Gradually, Mike’s professional life moved towards asset management. He realized that asset management is about making shared decisions. In 2013/2014, he became involved with the Institute of Asset Management (IAM), visiting IAM conferences and working on Subject Specific Guidance. Here, he met Oliver Förster, meliorate’s owner and managing director, who shaped his enthusiasm for this topic. Shortly, Mike realized he doesn’t do what he loves in his technical consultancy routine. 2020 thus became another story-changing moment for him. Moving into his new role at meliorate he left technical consultancy to focus fully on supporting organizations in making optimal decisions.
“Asset management is in what I do even when it is not apparent,” is how Mike explains his view on work to me. On the surface of course not each project is about asset management. For meliorate the responsibility lies in providing expertise and improving the organizations, processes and methods to achieve high-quality outcomes. For Mike, asset management is always in the background as it is at the core of how organisations make decisions, “Like philosophy is a foundation to so many sciences, asset management is the foundation of creating a collaborative culture.”
Another insight Mike offered was on work-life-balance, a topic already discussed in our blog articles (here). Mike believes that it is not useful to focus too much on work-life-balance. After all, eight or more hours daily provide numerous social interactions and opportunities that remain even in the personal adult life. “Dividing a day into a dull part (work) and a relief part (private life) is a key to failing and burnout – it teaches you to be unhappy during work-time and puts enormous stress on your private life, which will never be good enough – especially in Instagram-times,” believes Mike. Of course, he does not resist personal time and private life separation from work, but often life is, what is happening while you wait for some experiences you planned. Finding a job that you are interested in and embracing the chance to meet and connect with so many interesting people is what enables you to cope with a consultant’s lifestyle, and putting that constant effort into quality and learning.
In his personal life, Mike has a wife and two children who join forces in making sure he doesn’t get too lazy. Having given up on regular training himself, he now took up watching American football. When doing repetitive tasks he likes to have the TV running comedies. Overall, Mike is a compelling person who shares his life lessons and experience. I am grateful for such a comprehensive dive into each life’s sphere. I believe Mike’s example can be inspiring to achieve even the highest aims through constant self-development, diligence, and devotion to work.

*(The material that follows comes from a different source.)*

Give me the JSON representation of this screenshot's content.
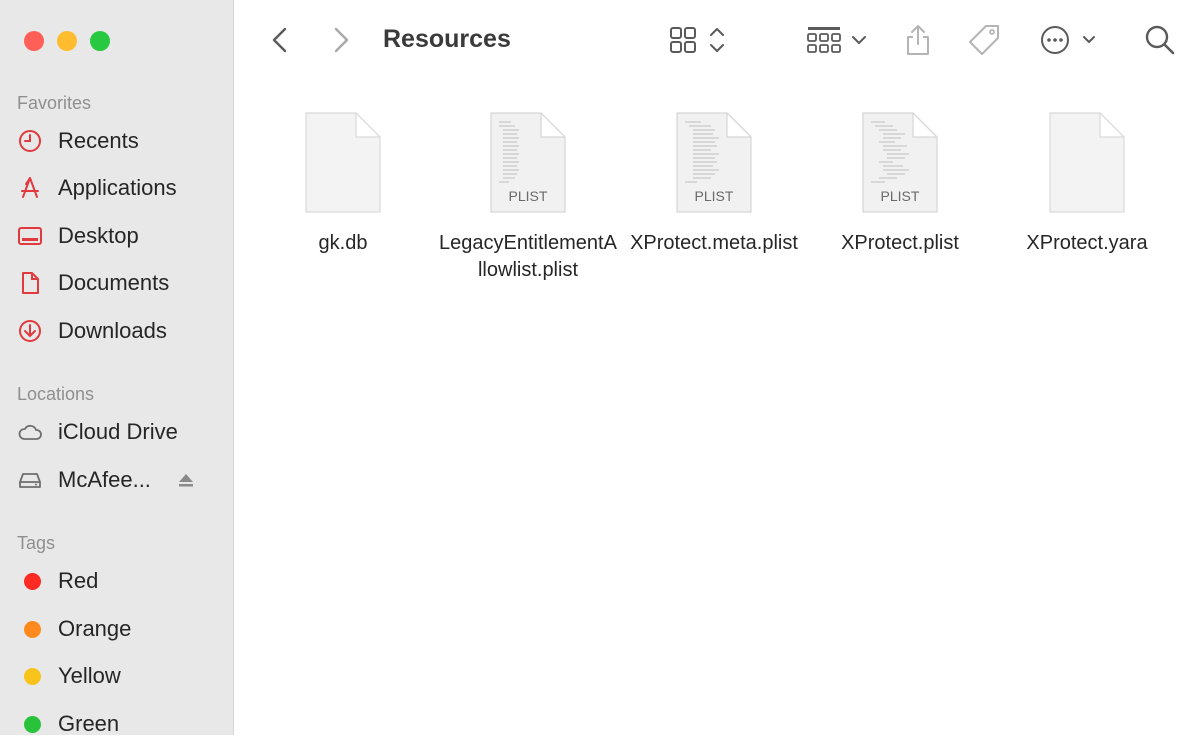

Published 19.10.2022asset management, assets, crisis, energy infrastrcture, expertise, work-life balance